*EXERCISE REQUIREMENTS*: Go through the entries below. Copy each line in which "accent" appears.

*DATA LISTING*:
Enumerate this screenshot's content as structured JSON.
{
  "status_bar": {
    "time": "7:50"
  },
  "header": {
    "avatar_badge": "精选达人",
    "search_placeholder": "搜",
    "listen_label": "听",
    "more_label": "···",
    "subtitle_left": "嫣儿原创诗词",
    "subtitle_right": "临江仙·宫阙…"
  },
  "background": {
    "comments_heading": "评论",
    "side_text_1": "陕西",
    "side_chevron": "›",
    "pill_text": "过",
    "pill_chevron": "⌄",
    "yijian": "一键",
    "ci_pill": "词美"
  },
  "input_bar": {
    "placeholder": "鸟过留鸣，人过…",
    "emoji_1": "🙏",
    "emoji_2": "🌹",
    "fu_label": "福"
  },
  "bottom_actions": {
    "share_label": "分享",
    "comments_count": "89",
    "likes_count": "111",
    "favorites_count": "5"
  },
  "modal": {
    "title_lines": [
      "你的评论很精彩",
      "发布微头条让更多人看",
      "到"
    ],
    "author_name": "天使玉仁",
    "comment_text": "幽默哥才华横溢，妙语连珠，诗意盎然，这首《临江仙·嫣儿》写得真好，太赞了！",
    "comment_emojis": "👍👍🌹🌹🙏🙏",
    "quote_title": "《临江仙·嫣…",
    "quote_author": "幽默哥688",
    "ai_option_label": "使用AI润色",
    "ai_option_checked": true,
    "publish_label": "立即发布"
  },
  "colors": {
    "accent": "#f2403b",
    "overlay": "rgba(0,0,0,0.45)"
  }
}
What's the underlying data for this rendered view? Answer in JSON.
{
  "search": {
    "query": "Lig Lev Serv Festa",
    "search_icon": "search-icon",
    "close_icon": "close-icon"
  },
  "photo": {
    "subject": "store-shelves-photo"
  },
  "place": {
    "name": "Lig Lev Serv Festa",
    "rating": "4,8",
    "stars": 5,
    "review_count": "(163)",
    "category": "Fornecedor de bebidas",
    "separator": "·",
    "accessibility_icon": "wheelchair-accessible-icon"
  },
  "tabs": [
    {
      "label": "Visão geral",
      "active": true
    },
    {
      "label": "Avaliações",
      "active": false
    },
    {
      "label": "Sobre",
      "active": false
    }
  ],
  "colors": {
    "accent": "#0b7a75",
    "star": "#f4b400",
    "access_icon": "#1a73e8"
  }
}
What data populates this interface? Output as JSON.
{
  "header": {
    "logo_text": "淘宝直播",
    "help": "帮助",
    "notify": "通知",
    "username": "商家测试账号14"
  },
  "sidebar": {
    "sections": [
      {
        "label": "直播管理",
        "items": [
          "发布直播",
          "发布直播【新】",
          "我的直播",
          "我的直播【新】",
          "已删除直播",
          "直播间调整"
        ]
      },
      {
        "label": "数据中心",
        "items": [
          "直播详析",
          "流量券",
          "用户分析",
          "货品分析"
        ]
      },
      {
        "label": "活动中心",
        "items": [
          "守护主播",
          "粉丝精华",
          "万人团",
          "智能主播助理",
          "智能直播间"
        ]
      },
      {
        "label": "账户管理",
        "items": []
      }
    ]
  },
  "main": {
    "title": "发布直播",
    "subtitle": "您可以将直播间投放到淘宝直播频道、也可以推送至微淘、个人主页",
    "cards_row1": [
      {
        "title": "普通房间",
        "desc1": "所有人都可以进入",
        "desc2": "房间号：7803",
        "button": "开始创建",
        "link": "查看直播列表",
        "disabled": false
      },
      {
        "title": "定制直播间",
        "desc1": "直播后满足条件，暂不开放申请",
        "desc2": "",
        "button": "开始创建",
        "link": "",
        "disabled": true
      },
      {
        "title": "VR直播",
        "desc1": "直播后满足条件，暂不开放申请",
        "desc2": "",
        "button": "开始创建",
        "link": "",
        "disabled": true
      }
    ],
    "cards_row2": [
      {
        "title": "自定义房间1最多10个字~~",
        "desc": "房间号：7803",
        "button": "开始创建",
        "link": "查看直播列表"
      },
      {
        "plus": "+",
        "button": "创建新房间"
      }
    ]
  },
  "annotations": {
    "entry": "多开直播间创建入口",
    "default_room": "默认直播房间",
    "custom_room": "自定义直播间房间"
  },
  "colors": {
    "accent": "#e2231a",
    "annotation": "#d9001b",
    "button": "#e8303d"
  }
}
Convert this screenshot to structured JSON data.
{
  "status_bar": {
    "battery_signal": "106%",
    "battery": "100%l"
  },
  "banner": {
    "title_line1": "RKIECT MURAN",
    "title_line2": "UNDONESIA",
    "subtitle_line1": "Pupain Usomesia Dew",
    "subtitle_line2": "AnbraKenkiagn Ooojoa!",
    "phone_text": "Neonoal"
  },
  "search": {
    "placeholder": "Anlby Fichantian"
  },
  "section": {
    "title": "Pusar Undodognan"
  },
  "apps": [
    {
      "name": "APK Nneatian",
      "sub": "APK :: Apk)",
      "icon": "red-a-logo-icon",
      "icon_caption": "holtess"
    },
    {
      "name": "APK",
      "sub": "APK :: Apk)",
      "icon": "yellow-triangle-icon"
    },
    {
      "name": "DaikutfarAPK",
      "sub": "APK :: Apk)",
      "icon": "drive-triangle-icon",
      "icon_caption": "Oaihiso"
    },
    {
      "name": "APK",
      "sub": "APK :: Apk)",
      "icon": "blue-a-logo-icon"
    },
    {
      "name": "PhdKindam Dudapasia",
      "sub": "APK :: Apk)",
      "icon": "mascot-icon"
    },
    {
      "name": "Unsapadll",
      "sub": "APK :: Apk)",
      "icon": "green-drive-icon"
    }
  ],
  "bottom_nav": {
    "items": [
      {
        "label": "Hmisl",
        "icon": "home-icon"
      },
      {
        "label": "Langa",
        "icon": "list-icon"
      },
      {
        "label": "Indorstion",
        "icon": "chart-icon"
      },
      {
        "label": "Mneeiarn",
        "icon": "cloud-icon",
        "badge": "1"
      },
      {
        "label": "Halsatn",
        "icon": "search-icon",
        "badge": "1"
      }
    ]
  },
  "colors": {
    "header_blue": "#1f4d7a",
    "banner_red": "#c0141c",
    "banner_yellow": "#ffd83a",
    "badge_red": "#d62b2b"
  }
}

*SOLUTION FOR THIS TASK*:
    "accent": "#f2403b",
    "accent": "#0b7a75",
    "accent": "#e2231a",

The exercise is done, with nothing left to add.